↓↓↓

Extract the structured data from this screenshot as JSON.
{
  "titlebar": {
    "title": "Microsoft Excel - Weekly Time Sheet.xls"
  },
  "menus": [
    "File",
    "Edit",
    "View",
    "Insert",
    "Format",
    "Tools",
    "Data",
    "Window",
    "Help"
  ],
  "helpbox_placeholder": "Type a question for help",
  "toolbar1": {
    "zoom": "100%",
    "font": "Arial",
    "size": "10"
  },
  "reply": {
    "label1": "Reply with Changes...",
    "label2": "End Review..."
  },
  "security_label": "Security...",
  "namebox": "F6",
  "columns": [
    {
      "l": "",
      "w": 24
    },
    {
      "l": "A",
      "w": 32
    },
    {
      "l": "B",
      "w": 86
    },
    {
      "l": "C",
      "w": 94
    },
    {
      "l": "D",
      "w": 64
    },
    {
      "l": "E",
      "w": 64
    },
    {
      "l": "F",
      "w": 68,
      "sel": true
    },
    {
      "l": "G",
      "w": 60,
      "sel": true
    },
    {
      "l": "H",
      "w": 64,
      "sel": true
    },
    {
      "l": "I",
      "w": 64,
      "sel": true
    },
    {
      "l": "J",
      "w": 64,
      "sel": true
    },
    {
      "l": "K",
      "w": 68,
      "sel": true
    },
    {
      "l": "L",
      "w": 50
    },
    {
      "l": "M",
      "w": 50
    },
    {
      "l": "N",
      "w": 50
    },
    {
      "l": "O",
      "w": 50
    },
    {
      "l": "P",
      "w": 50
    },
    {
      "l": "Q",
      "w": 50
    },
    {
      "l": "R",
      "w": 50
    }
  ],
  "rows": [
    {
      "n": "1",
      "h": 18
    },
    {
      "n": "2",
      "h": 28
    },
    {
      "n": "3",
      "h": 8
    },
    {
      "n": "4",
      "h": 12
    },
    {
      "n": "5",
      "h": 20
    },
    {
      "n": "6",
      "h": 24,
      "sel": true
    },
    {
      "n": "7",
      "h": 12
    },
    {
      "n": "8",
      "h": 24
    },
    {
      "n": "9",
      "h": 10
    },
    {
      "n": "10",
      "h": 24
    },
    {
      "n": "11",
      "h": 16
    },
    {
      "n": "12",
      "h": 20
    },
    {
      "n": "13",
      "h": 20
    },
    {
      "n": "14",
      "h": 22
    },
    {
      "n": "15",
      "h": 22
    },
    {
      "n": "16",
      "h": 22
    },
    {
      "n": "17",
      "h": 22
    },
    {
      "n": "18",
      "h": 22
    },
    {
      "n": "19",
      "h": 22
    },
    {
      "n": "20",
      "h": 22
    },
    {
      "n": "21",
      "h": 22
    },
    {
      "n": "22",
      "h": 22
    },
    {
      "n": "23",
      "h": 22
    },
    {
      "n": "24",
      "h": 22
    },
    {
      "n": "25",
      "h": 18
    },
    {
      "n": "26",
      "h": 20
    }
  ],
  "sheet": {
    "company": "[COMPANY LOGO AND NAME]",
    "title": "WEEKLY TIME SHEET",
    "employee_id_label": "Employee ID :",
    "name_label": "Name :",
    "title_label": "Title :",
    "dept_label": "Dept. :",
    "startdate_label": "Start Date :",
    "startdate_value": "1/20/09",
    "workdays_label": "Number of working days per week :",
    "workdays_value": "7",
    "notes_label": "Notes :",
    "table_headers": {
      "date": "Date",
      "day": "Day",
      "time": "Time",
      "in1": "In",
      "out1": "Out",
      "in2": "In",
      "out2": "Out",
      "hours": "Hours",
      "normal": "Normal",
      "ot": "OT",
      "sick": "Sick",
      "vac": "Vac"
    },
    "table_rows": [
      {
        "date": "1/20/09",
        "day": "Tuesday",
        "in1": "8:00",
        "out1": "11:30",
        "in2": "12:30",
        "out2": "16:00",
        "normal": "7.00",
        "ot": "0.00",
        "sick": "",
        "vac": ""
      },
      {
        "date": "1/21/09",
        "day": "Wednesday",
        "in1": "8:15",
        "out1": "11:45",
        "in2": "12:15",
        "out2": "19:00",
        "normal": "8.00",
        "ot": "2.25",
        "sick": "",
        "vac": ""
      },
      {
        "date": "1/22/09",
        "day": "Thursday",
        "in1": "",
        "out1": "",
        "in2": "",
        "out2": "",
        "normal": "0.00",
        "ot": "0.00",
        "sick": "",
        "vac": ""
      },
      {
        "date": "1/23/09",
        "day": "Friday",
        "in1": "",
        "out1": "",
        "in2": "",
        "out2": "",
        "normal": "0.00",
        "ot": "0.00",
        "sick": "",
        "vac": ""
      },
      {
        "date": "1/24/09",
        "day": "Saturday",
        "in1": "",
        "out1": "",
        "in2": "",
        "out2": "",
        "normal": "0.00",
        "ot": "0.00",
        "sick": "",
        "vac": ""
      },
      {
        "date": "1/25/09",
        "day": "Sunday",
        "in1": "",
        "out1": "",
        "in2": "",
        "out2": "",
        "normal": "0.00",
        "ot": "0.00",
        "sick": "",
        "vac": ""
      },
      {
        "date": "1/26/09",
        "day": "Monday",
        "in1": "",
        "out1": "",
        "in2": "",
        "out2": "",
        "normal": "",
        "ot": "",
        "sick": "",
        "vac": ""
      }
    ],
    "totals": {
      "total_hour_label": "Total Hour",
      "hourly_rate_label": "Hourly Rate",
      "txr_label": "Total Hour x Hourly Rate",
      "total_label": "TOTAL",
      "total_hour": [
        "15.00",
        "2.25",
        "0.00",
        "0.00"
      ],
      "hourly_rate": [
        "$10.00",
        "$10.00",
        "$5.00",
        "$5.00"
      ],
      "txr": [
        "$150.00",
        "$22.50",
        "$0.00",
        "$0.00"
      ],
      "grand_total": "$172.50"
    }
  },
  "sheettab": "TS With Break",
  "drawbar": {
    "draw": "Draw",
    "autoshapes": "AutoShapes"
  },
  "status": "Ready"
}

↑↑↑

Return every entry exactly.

- [Exercise answer]:
Extract the structured data from this screenshot as JSON.
{
  "titlebar": {
    "title": "Microsoft Excel - Weekly Time Sheet.xls"
  },
  "menus": [
    "File",
    "Edit",
    "View",
    "Insert",
    "Format",
    "Tools",
    "Data",
    "Window",
    "Help"
  ],
  "helpbox_placeholder": "Type a question for help",
  "toolbar1": {
    "zoom": "100%",
    "font": "Arial",
    "size": "10"
  },
  "reply": {
    "label1": "Reply with Changes...",
    "label2": "End Review..."
  },
  "security_label": "Security...",
  "namebox": "F6",
  "columns": [
    {
      "l": "",
      "w": 24
    },
    {
      "l": "A",
      "w": 32
    },
    {
      "l": "B",
      "w": 86
    },
    {
      "l": "C",
      "w": 94
    },
    {
      "l": "D",
      "w": 64
    },
    {
      "l": "E",
      "w": 64
    },
    {
      "l": "F",
      "w": 68,
      "sel": true
    },
    {
      "l": "G",
      "w": 60,
      "sel": true
    },
    {
      "l": "H",
      "w": 64,
      "sel": true
    },
    {
      "l": "I",
      "w": 64,
      "sel": true
    },
    {
      "l": "J",
      "w": 64,
      "sel": true
    },
    {
      "l": "K",
      "w": 68,
      "sel": true
    },
    {
      "l": "L",
      "w": 50
    },
    {
      "l": "M",
      "w": 50
    },
    {
      "l": "N",
      "w": 50
    },
    {
      "l": "O",
      "w": 50
    },
    {
      "l": "P",
      "w": 50
    },
    {
      "l": "Q",
      "w": 50
    },
    {
      "l": "R",
      "w": 50
    }
  ],
  "rows": [
    {
      "n": "1",
      "h": 18
    },
    {
      "n": "2",
      "h": 28
    },
    {
      "n": "3",
      "h": 8
    },
    {
      "n": "4",
      "h": 12
    },
    {
      "n": "5",
      "h": 20
    },
    {
      "n": "6",
      "h": 24,
      "sel": true
    },
    {
      "n": "7",
      "h": 12
    },
    {
      "n": "8",
      "h": 24
    },
    {
      "n": "9",
      "h": 10
    },
    {
      "n": "10",
      "h": 24
    },
    {
      "n": "11",
      "h": 16
    },
    {
      "n": "12",
      "h": 20
    },
    {
      "n": "13",
      "h": 20
    },
    {
      "n": "14",
      "h": 22
    },
    {
      "n": "15",
      "h": 22
    },
    {
      "n": "16",
      "h": 22
    },
    {
      "n": "17",
      "h": 22
    },
    {
      "n": "18",
      "h": 22
    },
    {
      "n": "19",
      "h": 22
    },
    {
      "n": "20",
      "h": 22
    },
    {
      "n": "21",
      "h": 22
    },
    {
      "n": "22",
      "h": 22
    },
    {
      "n": "23",
      "h": 22
    },
    {
      "n": "24",
      "h": 22
    },
    {
      "n": "25",
      "h": 18
    },
    {
      "n": "26",
      "h": 20
    }
  ],
  "sheet": {
    "company": "[COMPANY LOGO AND NAME]",
    "title": "WEEKLY TIME SHEET",
    "employee_id_label": "Employee ID :",
    "name_label": "Name :",
    "title_label": "Title :",
    "dept_label": "Dept. :",
    "startdate_label": "Start Date :",
    "startdate_value": "1/20/09",
    "workdays_label": "Number of working days per week :",
    "workdays_value": "7",
    "notes_label": "Notes :",
    "table_headers": {
      "date": "Date",
      "day": "Day",
      "time": "Time",
      "in1": "In",
      "out1": "Out",
      "in2": "In",
      "out2": "Out",
      "hours": "Hours",
      "normal": "Normal",
      "ot": "OT",
      "sick": "Sick",
      "vac": "Vac"
    },
    "table_rows": [
      {
        "date": "1/20/09",
        "day": "Tuesday",
        "in1": "8:00",
        "out1": "11:30",
        "in2": "12:30",
        "out2": "16:00",
        "normal": "7.00",
        "ot": "0.00",
        "sick": "",
        "vac": ""
      },
      {
        "date": "1/21/09",
        "day": "Wednesday",
        "in1": "8:15",
        "out1": "11:45",
        "in2": "12:15",
        "out2": "19:00",
        "normal": "8.00",
        "ot": "2.25",
        "sick": "",
        "vac": ""
      },
      {
        "date": "1/22/09",
        "day": "Thursday",
        "in1": "",
        "out1": "",
        "in2": "",
        "out2": "",
        "normal": "0.00",
        "ot": "0.00",
        "sick": "",
        "vac": ""
      },
      {
        "date": "1/23/09",
        "day": "Friday",
        "in1": "",
        "out1": "",
        "in2": "",
        "out2": "",
        "normal": "0.00",
        "ot": "0.00",
        "sick": "",
        "vac": ""
      },
      {
        "date": "1/24/09",
        "day": "Saturday",
        "in1": "",
        "out1": "",
        "in2": "",
        "out2": "",
        "normal": "0.00",
        "ot": "0.00",
        "sick": "",
        "vac": ""
      },
      {
        "date": "1/25/09",
        "day": "Sunday",
        "in1": "",
        "out1": "",
        "in2": "",
        "out2": "",
        "normal": "0.00",
        "ot": "0.00",
        "sick": "",
        "vac": ""
      },
      {
        "date": "1/26/09",
        "day": "Monday",
        "in1": "",
        "out1": "",
        "in2": "",
        "out2": "",
        "normal": "",
        "ot": "",
        "sick": "",
        "vac": ""
      }
    ],
    "totals": {
      "total_hour_label": "Total Hour",
      "hourly_rate_label": "Hourly Rate",
      "txr_label": "Total Hour x Hourly Rate",
      "total_label": "TOTAL",
      "total_hour": [
        "15.00",
        "2.25",
        "0.00",
        "0.00"
      ],
      "hourly_rate": [
        "$10.00",
        "$10.00",
        "$5.00",
        "$5.00"
      ],
      "txr": [
        "$150.00",
        "$22.50",
        "$0.00",
        "$0.00"
      ],
      "grand_total": "$172.50"
    }
  },
  "sheettab": "TS With Break",
  "drawbar": {
    "draw": "Draw",
    "autoshapes": "AutoShapes"
  },
  "status": "Ready"
}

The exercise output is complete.